We may close our Sunday by reciting the following beautiful prayer taken from the Mozarabic Breviary.
(In II. Dominica Quadragesimæ.)
|Christe Deus, luminis perenne principium, qui septimum diei curriculum sanctificatione potius, quam operatione voluisti ese confitentium; quærimus ecce faciem tuam, sed impedimur conscientiæ nostræ tenebra consueta: conamur adsurgere, sed relabimur in mœrorem; non ergo ebjicias te quærentes, qui non quærentibus apparere dignatus es. Ecce dierum nostrorum decimas sancto tuo Nomini annuis recursibus per solventes, septimum nunc ex ipsis decimis peregimus diem; da ergo nobis adjutorium in hujus laboriosi itineris via, quo inlibata tibi nostra dedicentur obsequia: ut labores nostros amoris tui desiderio releves, et socordiam sensus nostri fervida dilectionis tuæ ubertate exsuscites: ut in te vita nostra non habeat casum, sed fides inveniat præmium.||O Jesus, our God! Eternal first beginning of light! who willedst that thy servants should devote the seventh day to sanctification, rather than to work; lo! we come, seeking how we may find thee, but we are prevented by the habitual darkness of our conscience; we make efforts to arise, but we fall back again, and are dejected.

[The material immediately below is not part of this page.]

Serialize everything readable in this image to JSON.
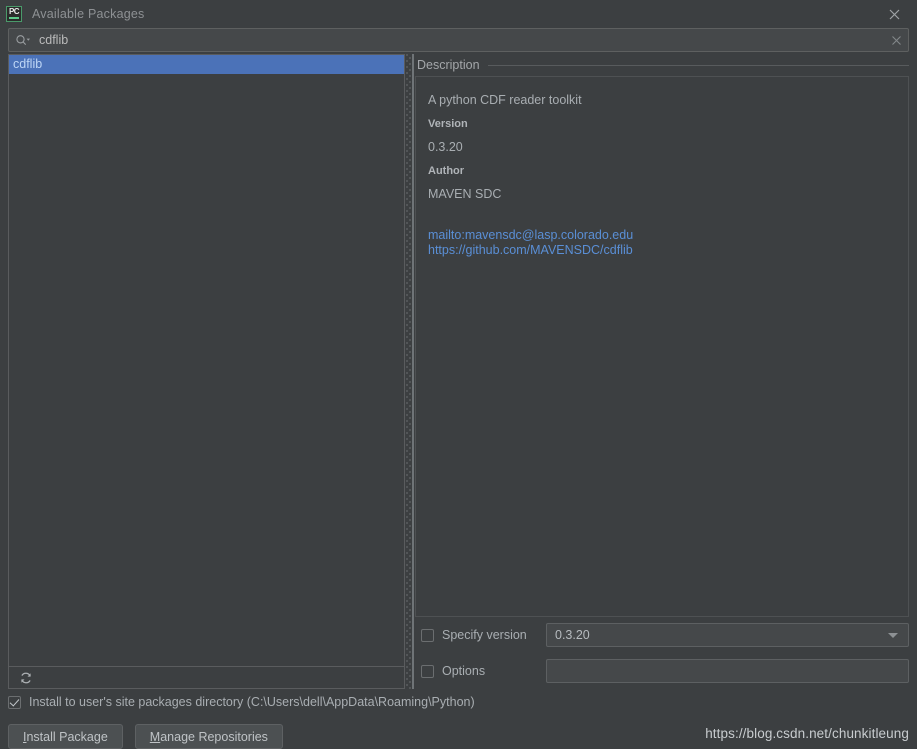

Therefore, we beseech thee, cast not away from thy face them that seek thee, for thou didst deign to show thyself to them that did not seek thee. Now is the season of the year, when we are offering to thy holy Name a tithe of our days; and of these days, seven are passed; grant us thine assistance in the path of this fatiguing journey, that so our proffered homage may be without blemish. Sweeten our toil by filling us with an ardent love of thy Majesty, and awaken us from the sluggishness of the body, by the fervent abundance of thy charity. May our life, being thus in thee, know no faltering, and our faith find its reward.|
This text is taken from The Liturgical Year, authored by Dom Prosper Gueranger (1841-1875)